When a New Jersey judge or jury convicts you of a criminal offense that is sexual in nature, you have an obligation to register as a sex offender with the state. Known as “Megan’s Law,” the law seeks to make it so that sex offenders feel the consequences of their convictions long after they take place.
According to Klaas Kids, Megan’s Law first took effect in 1994 and requires you to register as a sex offender after committing any number of different sex offenses.
What offenses fall under Megan’s Law

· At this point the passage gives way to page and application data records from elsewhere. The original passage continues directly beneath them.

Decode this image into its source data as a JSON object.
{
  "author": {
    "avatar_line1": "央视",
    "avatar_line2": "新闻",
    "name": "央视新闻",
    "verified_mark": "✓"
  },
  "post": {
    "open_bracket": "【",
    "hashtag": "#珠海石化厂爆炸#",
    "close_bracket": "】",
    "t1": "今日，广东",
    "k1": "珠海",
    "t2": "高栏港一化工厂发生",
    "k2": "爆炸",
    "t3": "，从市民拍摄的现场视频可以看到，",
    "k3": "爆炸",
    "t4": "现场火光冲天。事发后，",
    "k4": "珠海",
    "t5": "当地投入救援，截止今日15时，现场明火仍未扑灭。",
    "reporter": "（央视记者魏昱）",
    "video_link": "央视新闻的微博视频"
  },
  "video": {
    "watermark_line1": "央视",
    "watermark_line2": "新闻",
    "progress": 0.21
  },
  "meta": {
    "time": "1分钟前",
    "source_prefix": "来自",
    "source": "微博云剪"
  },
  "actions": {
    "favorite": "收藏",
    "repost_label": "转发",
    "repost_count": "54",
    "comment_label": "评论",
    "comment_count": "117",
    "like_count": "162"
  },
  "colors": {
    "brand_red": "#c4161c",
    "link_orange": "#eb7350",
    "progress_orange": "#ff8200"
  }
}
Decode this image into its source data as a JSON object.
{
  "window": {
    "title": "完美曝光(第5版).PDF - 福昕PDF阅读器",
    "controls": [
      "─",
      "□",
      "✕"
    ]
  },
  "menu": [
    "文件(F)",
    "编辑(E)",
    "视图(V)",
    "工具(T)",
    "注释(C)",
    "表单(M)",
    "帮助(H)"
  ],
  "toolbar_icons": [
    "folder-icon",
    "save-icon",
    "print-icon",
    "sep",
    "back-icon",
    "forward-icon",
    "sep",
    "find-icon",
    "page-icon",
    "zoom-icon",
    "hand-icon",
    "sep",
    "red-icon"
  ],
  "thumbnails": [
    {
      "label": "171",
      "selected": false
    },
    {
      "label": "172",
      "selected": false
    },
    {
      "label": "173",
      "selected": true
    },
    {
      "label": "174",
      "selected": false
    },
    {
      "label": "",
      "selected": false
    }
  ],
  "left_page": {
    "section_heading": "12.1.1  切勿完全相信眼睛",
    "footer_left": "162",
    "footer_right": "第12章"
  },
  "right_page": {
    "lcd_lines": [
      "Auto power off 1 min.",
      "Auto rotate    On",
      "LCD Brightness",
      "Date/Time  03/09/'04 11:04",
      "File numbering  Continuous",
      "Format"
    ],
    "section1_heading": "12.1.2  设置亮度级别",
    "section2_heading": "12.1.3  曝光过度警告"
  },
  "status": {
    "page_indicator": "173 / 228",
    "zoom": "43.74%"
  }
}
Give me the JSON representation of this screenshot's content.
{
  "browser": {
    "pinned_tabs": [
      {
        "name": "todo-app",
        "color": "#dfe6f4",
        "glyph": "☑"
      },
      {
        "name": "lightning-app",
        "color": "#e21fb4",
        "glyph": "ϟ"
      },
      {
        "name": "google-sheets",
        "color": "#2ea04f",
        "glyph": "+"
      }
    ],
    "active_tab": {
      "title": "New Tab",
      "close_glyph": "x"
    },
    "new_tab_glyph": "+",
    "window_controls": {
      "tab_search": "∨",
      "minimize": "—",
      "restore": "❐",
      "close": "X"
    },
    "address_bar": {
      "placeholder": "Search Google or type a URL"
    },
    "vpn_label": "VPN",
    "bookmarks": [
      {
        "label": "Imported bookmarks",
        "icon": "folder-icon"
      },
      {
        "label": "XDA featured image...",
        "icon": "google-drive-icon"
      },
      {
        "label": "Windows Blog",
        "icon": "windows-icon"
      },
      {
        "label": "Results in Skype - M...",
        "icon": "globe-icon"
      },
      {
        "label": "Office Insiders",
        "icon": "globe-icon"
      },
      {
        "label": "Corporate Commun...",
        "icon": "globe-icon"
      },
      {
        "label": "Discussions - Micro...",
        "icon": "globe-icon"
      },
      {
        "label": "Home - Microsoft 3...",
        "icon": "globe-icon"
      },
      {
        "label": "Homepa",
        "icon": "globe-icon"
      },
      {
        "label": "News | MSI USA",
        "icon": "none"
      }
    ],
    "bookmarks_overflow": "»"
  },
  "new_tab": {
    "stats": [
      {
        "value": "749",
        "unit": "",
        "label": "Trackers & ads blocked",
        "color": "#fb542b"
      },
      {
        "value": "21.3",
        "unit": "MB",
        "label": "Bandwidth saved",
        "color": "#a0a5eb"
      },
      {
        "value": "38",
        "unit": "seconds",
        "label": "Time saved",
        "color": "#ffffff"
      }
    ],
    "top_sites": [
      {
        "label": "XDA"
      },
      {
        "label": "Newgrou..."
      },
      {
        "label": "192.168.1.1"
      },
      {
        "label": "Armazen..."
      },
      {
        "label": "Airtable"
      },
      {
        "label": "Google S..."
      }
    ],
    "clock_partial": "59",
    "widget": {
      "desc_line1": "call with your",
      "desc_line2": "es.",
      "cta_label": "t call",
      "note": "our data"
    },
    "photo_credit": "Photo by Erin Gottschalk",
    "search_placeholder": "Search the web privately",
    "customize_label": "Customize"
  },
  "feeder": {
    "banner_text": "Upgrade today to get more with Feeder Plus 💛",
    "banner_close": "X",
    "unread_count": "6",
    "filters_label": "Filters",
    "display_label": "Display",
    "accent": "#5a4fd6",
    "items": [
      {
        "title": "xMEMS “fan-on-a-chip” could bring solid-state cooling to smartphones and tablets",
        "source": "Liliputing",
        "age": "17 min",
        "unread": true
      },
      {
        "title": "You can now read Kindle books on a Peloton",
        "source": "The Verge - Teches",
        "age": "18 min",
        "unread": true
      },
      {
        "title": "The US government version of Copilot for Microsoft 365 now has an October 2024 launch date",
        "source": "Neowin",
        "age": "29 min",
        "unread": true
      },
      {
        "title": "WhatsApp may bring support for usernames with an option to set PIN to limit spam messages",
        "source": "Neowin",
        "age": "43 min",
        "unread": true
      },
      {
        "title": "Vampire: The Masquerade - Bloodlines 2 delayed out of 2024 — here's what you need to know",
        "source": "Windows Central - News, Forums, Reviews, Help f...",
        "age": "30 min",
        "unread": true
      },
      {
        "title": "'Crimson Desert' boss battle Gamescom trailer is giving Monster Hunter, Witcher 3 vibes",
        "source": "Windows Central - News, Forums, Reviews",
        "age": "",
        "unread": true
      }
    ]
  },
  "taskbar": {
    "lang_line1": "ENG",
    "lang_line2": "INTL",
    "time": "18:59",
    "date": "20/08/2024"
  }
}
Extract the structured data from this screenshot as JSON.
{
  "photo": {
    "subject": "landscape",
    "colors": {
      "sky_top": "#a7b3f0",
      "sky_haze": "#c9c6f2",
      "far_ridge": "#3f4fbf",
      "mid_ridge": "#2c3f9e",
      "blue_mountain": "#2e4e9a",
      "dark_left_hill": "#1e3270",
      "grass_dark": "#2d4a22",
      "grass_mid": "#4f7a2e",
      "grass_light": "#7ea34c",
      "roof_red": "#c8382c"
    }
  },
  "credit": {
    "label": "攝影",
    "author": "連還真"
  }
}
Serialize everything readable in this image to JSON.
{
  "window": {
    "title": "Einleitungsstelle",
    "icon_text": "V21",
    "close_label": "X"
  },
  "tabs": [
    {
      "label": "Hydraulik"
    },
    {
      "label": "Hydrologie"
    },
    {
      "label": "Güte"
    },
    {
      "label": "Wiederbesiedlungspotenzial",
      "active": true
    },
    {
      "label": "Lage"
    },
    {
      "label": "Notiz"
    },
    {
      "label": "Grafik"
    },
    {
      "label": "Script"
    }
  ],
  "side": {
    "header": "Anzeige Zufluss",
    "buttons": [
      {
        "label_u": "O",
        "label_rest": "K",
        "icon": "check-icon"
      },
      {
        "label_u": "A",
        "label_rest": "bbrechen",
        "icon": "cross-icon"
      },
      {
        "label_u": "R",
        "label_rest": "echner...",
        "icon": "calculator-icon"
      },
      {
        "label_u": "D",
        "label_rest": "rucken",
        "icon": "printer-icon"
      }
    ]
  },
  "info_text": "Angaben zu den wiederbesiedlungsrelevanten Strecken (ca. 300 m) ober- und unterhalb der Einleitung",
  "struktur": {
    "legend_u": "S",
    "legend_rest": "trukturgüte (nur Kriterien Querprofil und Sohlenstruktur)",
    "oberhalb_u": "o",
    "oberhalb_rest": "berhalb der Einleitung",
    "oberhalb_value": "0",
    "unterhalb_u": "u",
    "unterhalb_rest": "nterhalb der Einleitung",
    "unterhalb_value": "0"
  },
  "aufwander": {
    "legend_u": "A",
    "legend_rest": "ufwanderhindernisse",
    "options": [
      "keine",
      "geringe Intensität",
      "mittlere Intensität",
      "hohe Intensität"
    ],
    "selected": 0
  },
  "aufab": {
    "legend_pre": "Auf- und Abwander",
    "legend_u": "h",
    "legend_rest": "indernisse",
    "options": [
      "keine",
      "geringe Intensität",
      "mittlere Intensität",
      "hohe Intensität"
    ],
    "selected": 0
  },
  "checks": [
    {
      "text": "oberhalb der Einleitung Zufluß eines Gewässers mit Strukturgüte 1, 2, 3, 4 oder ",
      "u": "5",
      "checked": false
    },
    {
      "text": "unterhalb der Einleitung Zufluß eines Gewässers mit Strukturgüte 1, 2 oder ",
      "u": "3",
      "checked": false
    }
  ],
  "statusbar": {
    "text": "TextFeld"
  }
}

Megan’s Law requires that you must register as a sex offender in New Jersey if you received a conviction for sexual assault or aggravated sexual assault. You also must do so if convicted of aggravated criminal sexual contact or endangering the welfare of a child in a sexual manner. Convictions for criminal restraint or false imprisonment also require you to register under Megan’s Law, among other sexually based offenses.
How long you have to register under Megan’s Law
Once a judge or jury hands down a conviction for a sexually based offense, you must register as a sex offender under Megan’s Law within a particular timeframe. You must register prior to your release from jail or prison and once the state places you on supervision. If you are coming from out of state and have a sex offense in your history, you must register as a sex offender within 10 days of arriving in the state. You also must do so 10 days before you change your address.
Failing to register as a sex offender under Megan’s Law may lead to a host of additional legal problems.